YOUR GOAL:
Your task is to print all of the data below exactly, with no pictures included.

WORKING DATA:

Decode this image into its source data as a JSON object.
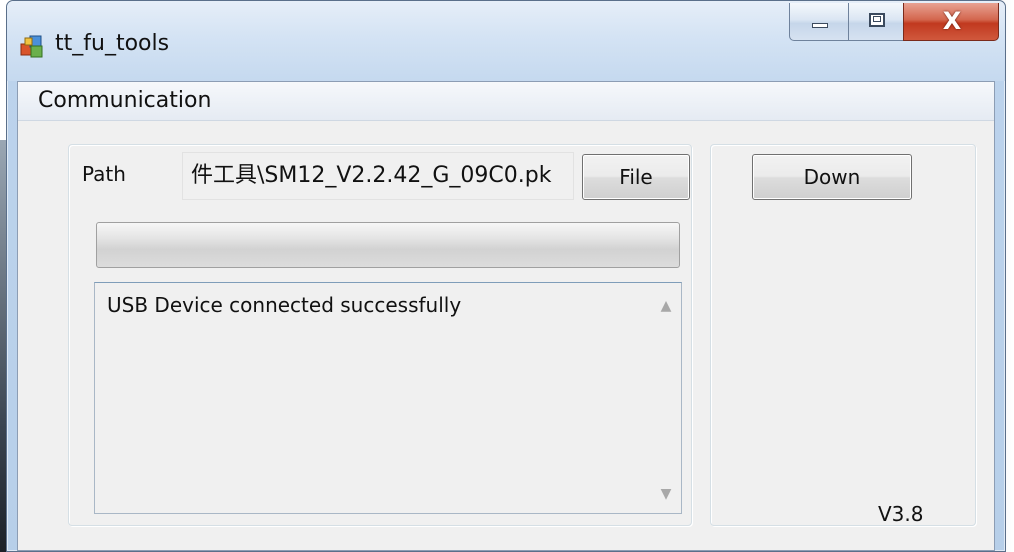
{
  "window": {
    "title": "tt_fu_tools",
    "icon": "app-cubes-icon"
  },
  "caption_buttons": {
    "minimize_icon": "minimize-icon",
    "maximize_icon": "maximize-icon",
    "close_glyph": "X"
  },
  "menu": {
    "items": [
      {
        "label": "Communication"
      }
    ]
  },
  "path": {
    "label": "Path",
    "value": "件工具\\SM12_V2.2.42_G_09C0.pk"
  },
  "buttons": {
    "file_label": "File",
    "down_label": "Down"
  },
  "progress": {
    "fraction": 0
  },
  "log": {
    "lines": [
      "USB Device connected successfully"
    ],
    "scroll_up_glyph": "▲",
    "scroll_down_glyph": "▼"
  },
  "version": "V3.8",
  "colors": {
    "titlebar_start": "#e6eef8",
    "titlebar_end": "#c5d9ef",
    "close_red": "#c1391f",
    "client_bg": "#f0f0f0"
  }
}
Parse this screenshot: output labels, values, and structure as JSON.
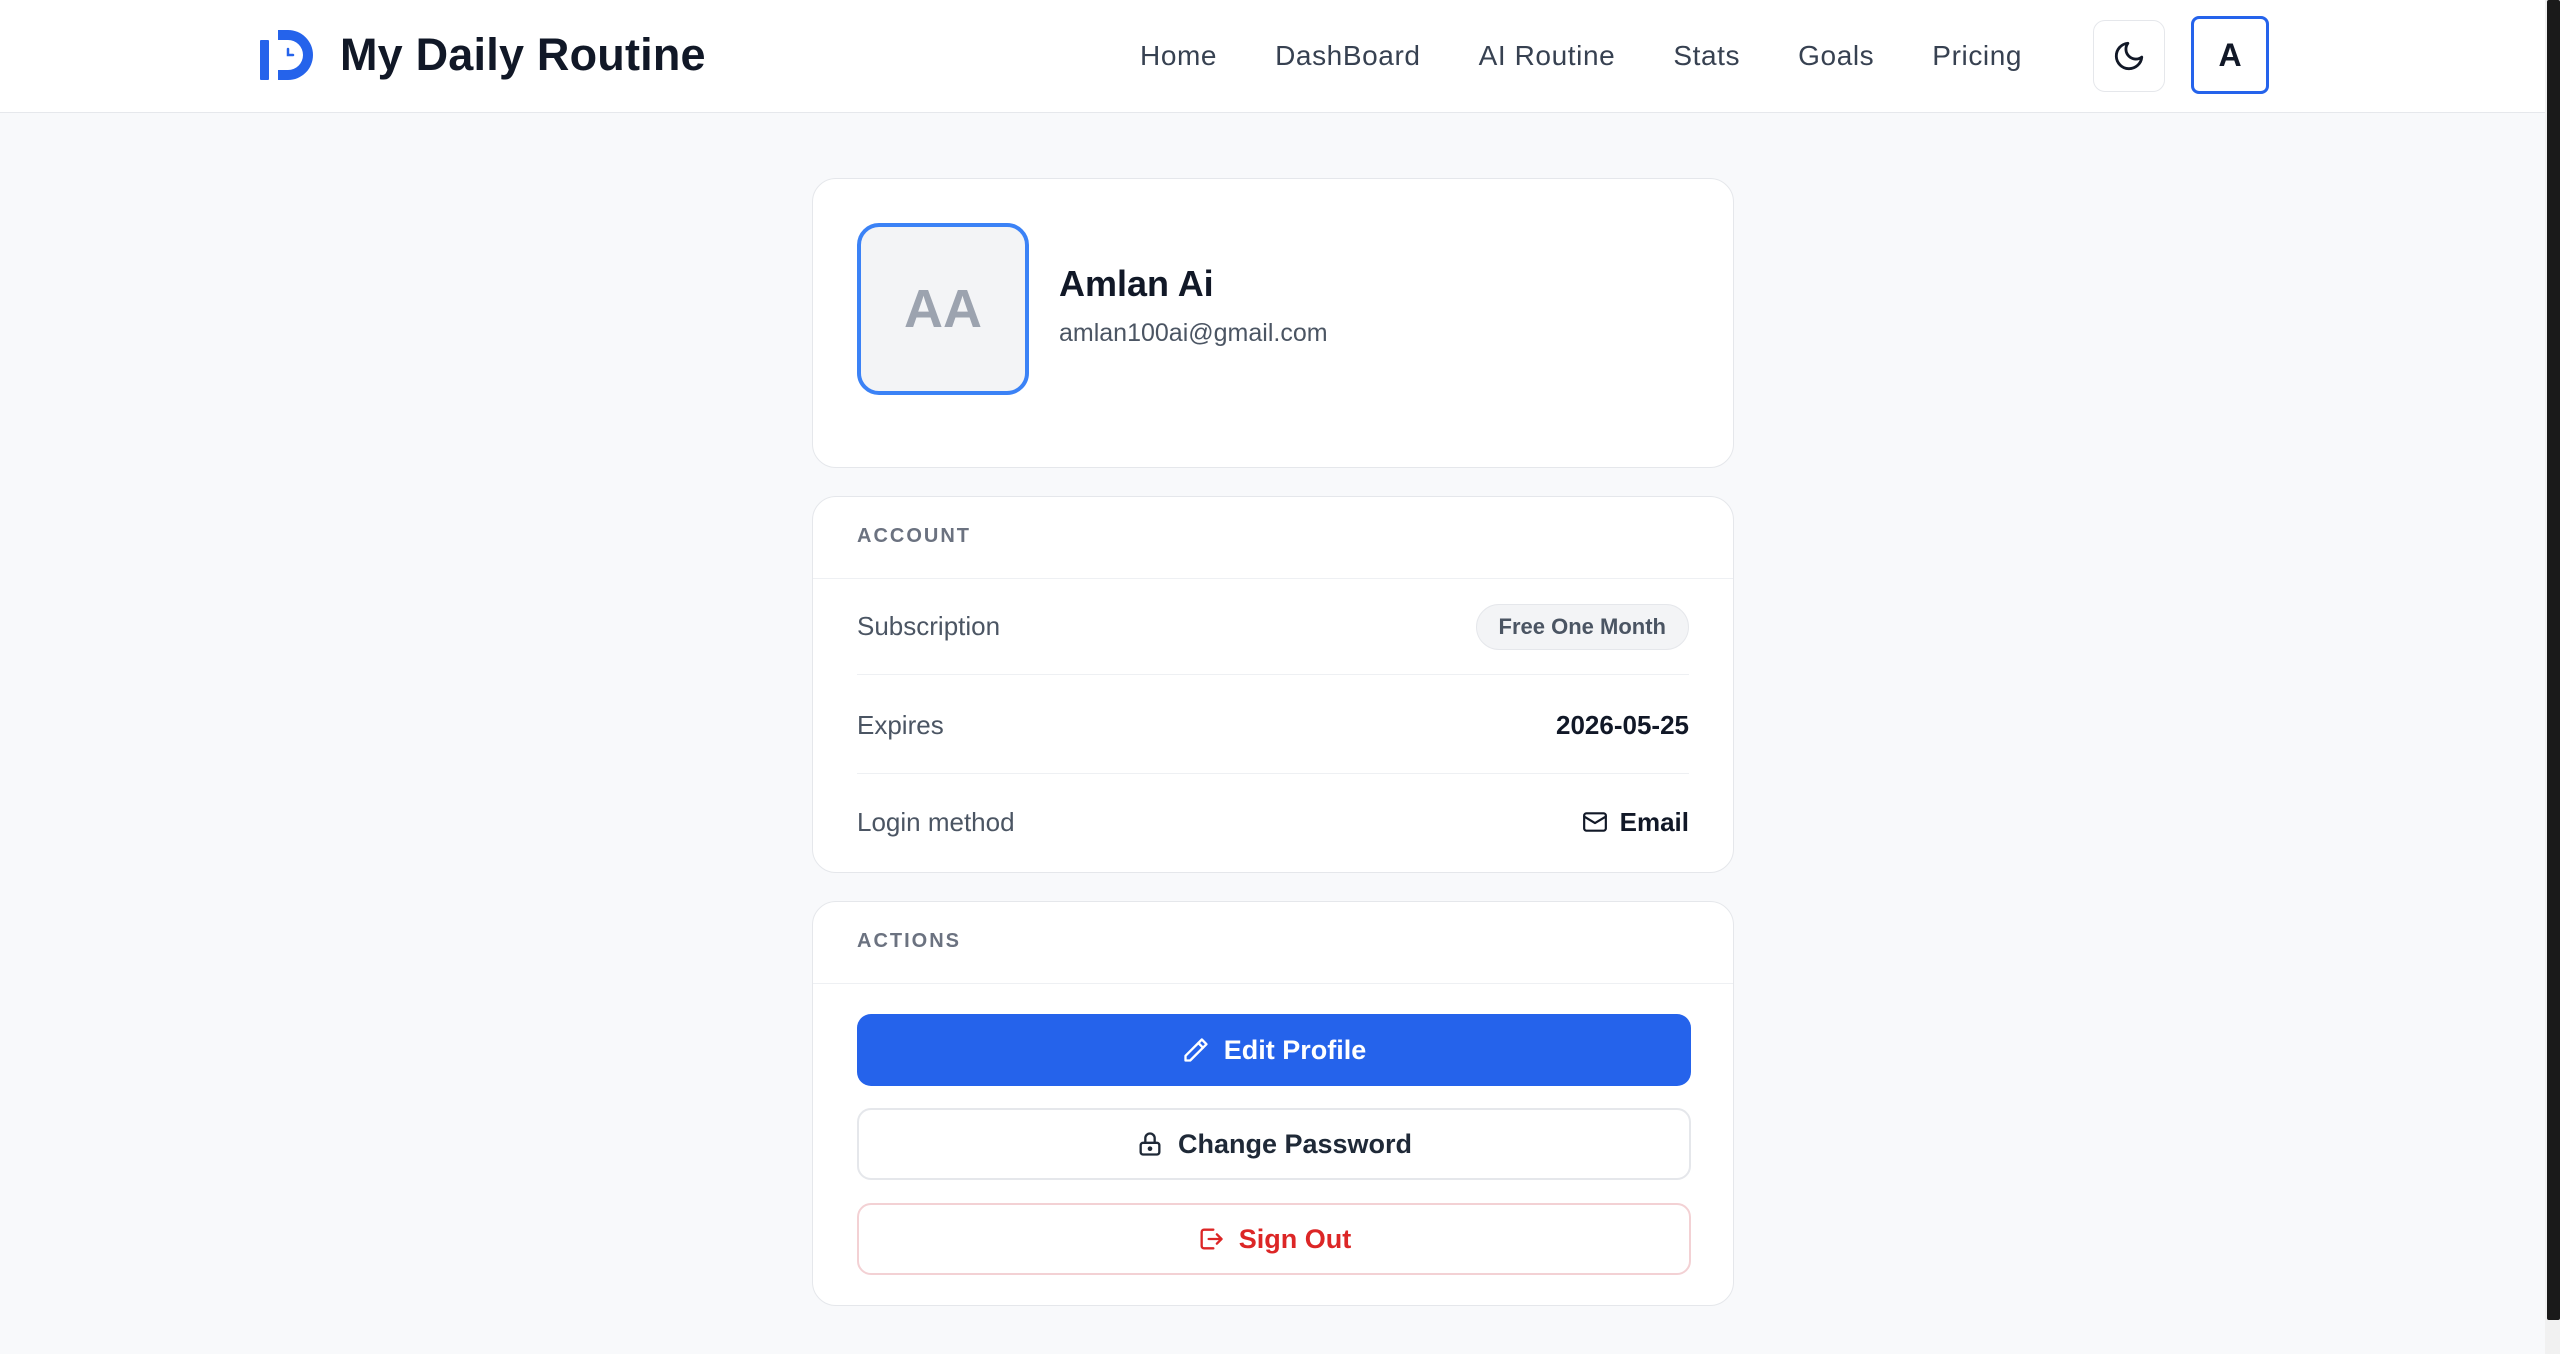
{
  "header": {
    "brand_title": "My Daily Routine",
    "nav": [
      "Home",
      "DashBoard",
      "AI Routine",
      "Stats",
      "Goals",
      "Pricing"
    ],
    "theme_icon": "moon-icon",
    "user_initial": "A"
  },
  "profile": {
    "initials": "AA",
    "name": "Amlan Ai",
    "email": "amlan100ai@gmail.com"
  },
  "account": {
    "section_label": "ACCOUNT",
    "subscription_label": "Subscription",
    "subscription_value": "Free One Month",
    "expires_label": "Expires",
    "expires_value": "2026-05-25",
    "login_label": "Login method",
    "login_value": "Email",
    "login_icon": "mail-icon"
  },
  "actions": {
    "section_label": "ACTIONS",
    "edit_profile": "Edit Profile",
    "change_password": "Change Password",
    "sign_out": "Sign Out"
  },
  "colors": {
    "accent": "#2563eb",
    "danger": "#dc2626",
    "background": "#f8f9fb"
  }
}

SOLUTION BELOW:
Decode this image into its source data as a JSON object.
{
  "window": {
    "title": "tt_fu_tools",
    "icon": "app-cubes-icon"
  },
  "caption_buttons": {
    "minimize_icon": "minimize-icon",
    "maximize_icon": "maximize-icon",
    "close_glyph": "X"
  },
  "menu": {
    "items": [
      {
        "label": "Communication"
      }
    ]
  },
  "path": {
    "label": "Path",
    "value": "件工具\\SM12_V2.2.42_G_09C0.pk"
  },
  "buttons": {
    "file_label": "File",
    "down_label": "Down"
  },
  "progress": {
    "fraction": 0
  },
  "log": {
    "lines": [
      "USB Device connected successfully"
    ],
    "scroll_up_glyph": "▲",
    "scroll_down_glyph": "▼"
  },
  "version": "V3.8",
  "colors": {
    "titlebar_start": "#e6eef8",
    "titlebar_end": "#c5d9ef",
    "close_red": "#c1391f",
    "client_bg": "#f0f0f0"
  }
}
Parse this screenshot: output labels, values, and structure as JSON.
{
  "header": {
    "brand_title": "My Daily Routine",
    "nav": [
      "Home",
      "DashBoard",
      "AI Routine",
      "Stats",
      "Goals",
      "Pricing"
    ],
    "theme_icon": "moon-icon",
    "user_initial": "A"
  },
  "profile": {
    "initials": "AA",
    "name": "Amlan Ai",
    "email": "amlan100ai@gmail.com"
  },
  "account": {
    "section_label": "ACCOUNT",
    "subscription_label": "Subscription",
    "subscription_value": "Free One Month",
    "expires_label": "Expires",
    "expires_value": "2026-05-25",
    "login_label": "Login method",
    "login_value": "Email",
    "login_icon": "mail-icon"
  },
  "actions": {
    "section_label": "ACTIONS",
    "edit_profile": "Edit Profile",
    "change_password": "Change Password",
    "sign_out": "Sign Out"
  },
  "colors": {
    "accent": "#2563eb",
    "danger": "#dc2626",
    "background": "#f8f9fb"
  }
}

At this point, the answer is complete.